Having said this, the Go8 believes in the need for consistent measures of academic achievement and so is not advocating for the removal of the ATAR but rather a more nuanced use and understanding of the ATAR in senior secondary pathways.
For senior secondary pathways into university to be effective they not only must be accessible they also must lead to student success. As such, universities have a responsibility to ensure that admissions standards and support services not only afford access but also are clearly articulated and founded on an evidentiary base.
Finally, even if senior secondary curriculum supports appropriate pathways there is also the issue to consider of whether all students have effective access to courses to provide the certification of academic achievement required to support these pathways. This is particularly the case for courses that contribute to ATARs (and again particularly in mathematics) where as a matter of equity the Go8 believes that it is important that students from outer suburban, regional, rural and remote areas and students from low-SES and other disadvantaged backgrounds have access to these subjects and the pathways they support.
|Recognition and certification of academic achievement – accessing pathways Recognition and certification of academic achievement in senior secondary schools should not provide perverse incentives for schools to increase their perceived performance at the cost of limiting student pathways into future education and work. Universities should ensure that admissions standards and support services not only afford access but also support student success by being clearly articulated and founded on an evidentiary base.Students at outer suburban, regional, rural and remote schools as well as students from a low-SES or other disadvantaged backgrounds should have access to the full range of possible academic achievement offered by the senior secondary school system.|
Thank you for the opportunity to respond to the review discussion paper. If you have any questions on the Go8 response or would like to follow up on any of the points raised, then please do not hesitate to contact me at firstname.lastname@example.org or 02 5123 6700.
 Department of Education, Undergraduate Applications, Offers and Acceptances 2018, https://docs.education.gov.au/system/files/doc/other/undergraduate_applications_offers_and_acceptances_2018.pdf

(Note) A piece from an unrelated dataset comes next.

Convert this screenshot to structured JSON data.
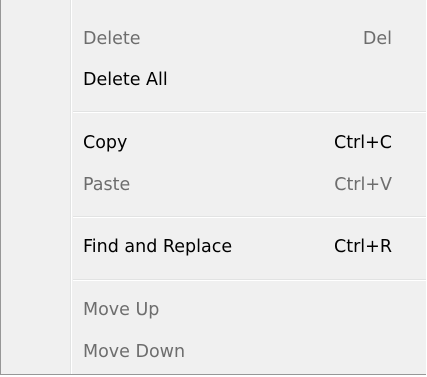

 See, for instance, Group of Eight, Priority Directions 2, http://go8.edu.au/wp-content/uploads/2019/05/Go8-PriorityDirections2.pdf
 As two examples see the mathematics prerequisite required by the University of Sydney https://sydney.edu.au/study/how-to-apply/undergraduate/mathematics-prerequisite.html and the range of prerequisites at Monash University information on which can be accessed at https://www.monash.edu/study/courses/entry-requirements
 Note that there are exceptions to this general rule, such as the University of Adelaide subject-based admissions route – see https://www.adelaide.edu.au/study/undergraduate/entry-pathways/recent-secondary-education/